How the various equity indices performed reflected either the country's direct involvement in the conflict or its geographical proximity.
The Moscow MOEX index lost 30% and the rouble fell by 26.3% from the end of January. While Russia's weight in international indices is relatively small, it accounts for two-thirds of the MSCI Emerging Markets Europe. This fell by more than 40%. Latin American equities benefited from the rise in commodity prices, while markets in Asia, a net importer of oil, posted a slight decline.
Eurozone indices underperformed other major developed markets with a 6.0% fall in the EURO STOXX 50. Implied volatility returned to its highest since the end of October 2020. The decline in US equities was less severe (-3.1% for the S&P 500) as was that of Japanese equities (-1.8% for the Nikkei 225).
At the global level, only the energy and materials sectors gained in February. Defensive sectors (telecommunications, consumer staples and healthcare) posted modest declines and outperformed the broader market. In the eurozone, financials and cyclicals (consumer discretionary, technology) saw the biggest falls.
Lower growth, stronger inflation
The Ukraine crisis has significantly increased financial market volatility and uncertainty about the economic environment – just as the world was emerging from the pandemic. However, to date, the economic situation has not fundamentally changed: Global demand remains strong and the supply constraints that arose due to the pandemic are starting to ease.
Economically, the eurozone’s direct exposure (in terms of exports) to Russia and Ukraine is limited. It is unevenly distributed across member states, as is their dependence on energy imports. Any stalemate in the conflict would, however, weigh on household and business confidence and could limit growth. Nevertheless, global GDP growth is likely to remain well above the average seen before the first major pandemic lockdown, so the short-term outlook does not seem to have changed dramatically.
One factor needs tracking: the rise in energy and agricultural commodity prices. This will further push up producer and consumer prices. Central bank inflation forecasts for 2022, which were already high, will likely be revised upwards in the coming weeks.
Bonds look overvalued; equities reduced
Against this background, even though the Fed and the ECB indicated that they would take the Ukraine situation into account, investors may have been too quick in concluding that the central banks would abandon their plans to normalise monetary policies.
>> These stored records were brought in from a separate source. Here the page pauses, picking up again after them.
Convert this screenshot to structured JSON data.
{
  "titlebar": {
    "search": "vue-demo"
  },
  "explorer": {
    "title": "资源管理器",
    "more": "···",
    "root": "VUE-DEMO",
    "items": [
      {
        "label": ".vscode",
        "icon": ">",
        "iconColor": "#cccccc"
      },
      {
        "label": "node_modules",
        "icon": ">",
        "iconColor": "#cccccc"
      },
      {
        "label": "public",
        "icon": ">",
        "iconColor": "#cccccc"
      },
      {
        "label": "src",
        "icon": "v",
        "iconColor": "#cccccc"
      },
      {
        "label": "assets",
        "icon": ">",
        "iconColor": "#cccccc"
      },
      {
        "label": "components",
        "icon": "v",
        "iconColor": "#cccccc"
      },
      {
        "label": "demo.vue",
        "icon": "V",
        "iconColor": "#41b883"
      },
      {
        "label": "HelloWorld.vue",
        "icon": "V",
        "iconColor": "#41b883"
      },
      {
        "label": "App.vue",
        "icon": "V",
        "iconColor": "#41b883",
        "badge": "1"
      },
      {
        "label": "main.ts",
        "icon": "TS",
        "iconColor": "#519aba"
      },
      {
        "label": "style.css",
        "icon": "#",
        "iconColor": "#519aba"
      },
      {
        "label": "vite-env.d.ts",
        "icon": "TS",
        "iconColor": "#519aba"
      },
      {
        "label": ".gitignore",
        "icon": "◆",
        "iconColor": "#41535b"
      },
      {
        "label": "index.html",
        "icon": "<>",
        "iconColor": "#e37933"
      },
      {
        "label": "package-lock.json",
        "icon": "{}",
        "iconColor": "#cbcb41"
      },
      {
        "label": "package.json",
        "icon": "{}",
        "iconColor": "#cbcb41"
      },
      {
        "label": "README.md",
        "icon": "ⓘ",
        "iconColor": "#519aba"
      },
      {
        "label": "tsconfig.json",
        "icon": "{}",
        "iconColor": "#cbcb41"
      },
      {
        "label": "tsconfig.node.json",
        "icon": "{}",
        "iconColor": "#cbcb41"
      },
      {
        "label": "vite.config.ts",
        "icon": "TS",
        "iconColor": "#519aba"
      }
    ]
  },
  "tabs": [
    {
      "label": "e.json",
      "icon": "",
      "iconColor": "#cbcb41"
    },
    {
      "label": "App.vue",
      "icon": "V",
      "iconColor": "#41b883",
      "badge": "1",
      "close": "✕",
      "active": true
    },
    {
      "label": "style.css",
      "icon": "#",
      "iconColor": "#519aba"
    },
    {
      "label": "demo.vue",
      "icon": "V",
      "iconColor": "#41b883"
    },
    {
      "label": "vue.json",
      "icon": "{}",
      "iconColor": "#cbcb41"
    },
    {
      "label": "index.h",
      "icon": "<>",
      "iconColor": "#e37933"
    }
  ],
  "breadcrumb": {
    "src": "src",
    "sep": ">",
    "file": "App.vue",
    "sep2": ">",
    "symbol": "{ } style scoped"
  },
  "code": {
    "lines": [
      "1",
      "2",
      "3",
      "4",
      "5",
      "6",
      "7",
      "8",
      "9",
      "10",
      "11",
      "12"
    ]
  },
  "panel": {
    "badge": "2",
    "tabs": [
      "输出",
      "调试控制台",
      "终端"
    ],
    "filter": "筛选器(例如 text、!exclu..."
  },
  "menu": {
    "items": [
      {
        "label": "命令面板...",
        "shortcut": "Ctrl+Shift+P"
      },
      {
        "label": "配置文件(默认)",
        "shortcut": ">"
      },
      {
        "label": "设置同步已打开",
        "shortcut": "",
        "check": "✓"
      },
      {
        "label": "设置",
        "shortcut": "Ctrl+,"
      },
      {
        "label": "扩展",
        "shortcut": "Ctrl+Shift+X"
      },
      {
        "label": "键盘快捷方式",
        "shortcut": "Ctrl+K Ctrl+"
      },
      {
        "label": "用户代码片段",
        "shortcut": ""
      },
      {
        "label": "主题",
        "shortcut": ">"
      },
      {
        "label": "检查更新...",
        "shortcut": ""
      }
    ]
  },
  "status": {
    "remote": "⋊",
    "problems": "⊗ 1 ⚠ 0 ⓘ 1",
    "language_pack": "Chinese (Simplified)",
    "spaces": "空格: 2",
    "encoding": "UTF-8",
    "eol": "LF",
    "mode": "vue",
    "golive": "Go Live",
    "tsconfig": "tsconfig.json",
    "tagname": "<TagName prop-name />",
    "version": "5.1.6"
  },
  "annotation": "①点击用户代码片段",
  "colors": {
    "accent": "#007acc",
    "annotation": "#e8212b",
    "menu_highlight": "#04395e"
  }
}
Bond markets may now look overvalued relative to the (strong) fundamentals.
We have increased liquidity by reducing our exposure to eurozone and emerging market equities to protect portfolios. We believe our slight overexposure to Japanese equities and cyclical commodities remains appropriate given the current lack of clarity and the likelihood that volatility will persist for some time yet.
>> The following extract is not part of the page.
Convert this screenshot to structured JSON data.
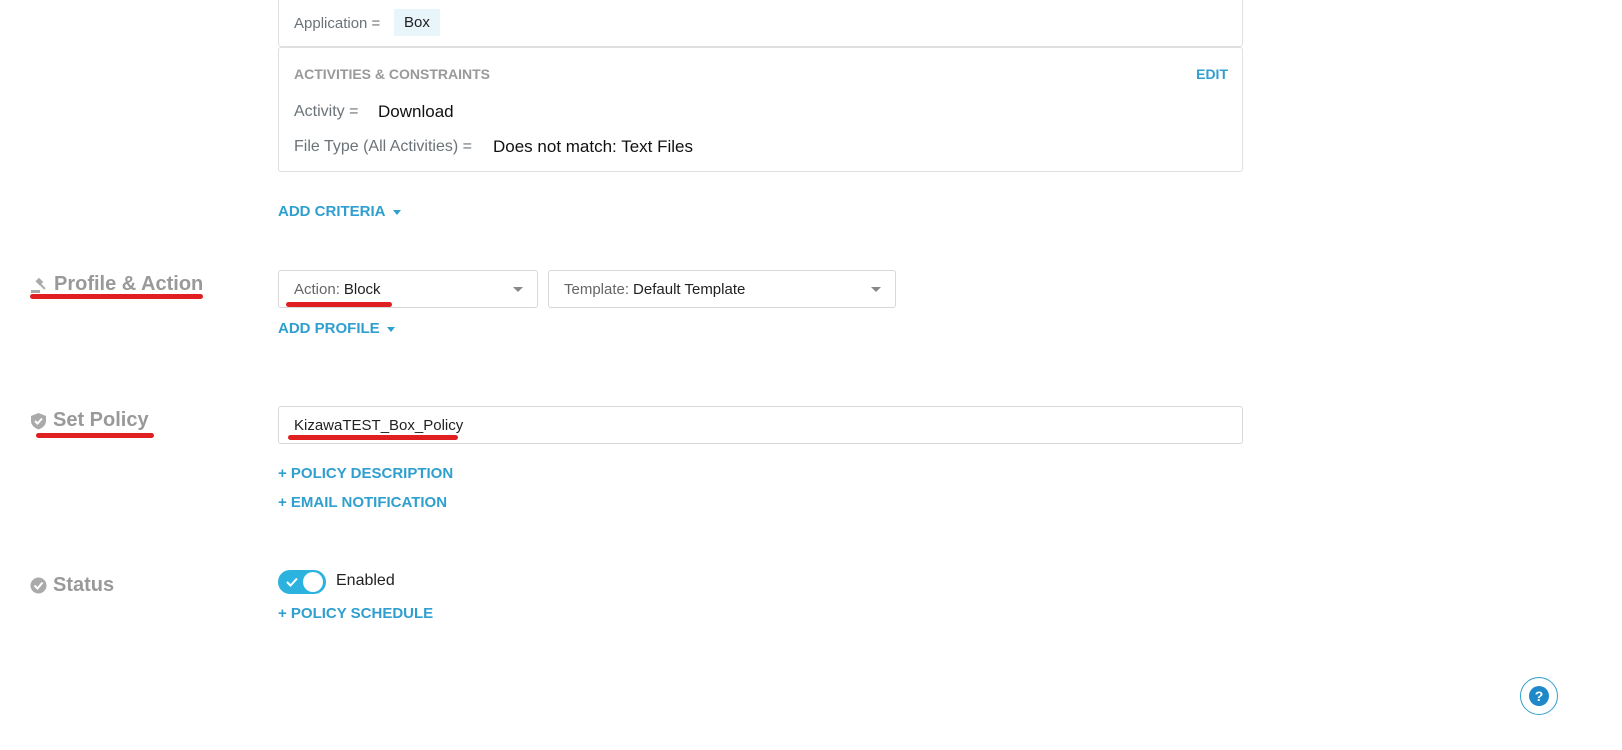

Any views expressed here are those of the author as of the date of publication, are based on available information, and are subject to change without notice. Individual portfolio management teams may hold different views and may take different investment decisions for different clients. The views expressed in this podcast do not in any way constitute investment advice.
The value of investments and the income they generate may go down as well as up and it is possible that investors will not recover their initial outlay. Past performance is no guarantee for future returns.
Investing in emerging markets, or specialised or restricted sectors is likely to be subject to a higher-than-average volatility due to a high degree of concentration, greater uncertainty because less information is available, there is less liquidity or due to greater sensitivity to changes in market conditions (social, political and economic conditions)
Some emerging markets offer less security than the majority of international developed markets. For this reason, services for portfolio transactions, liquidation and conservation on behalf of funds invested in emerging markets may carry greater risk.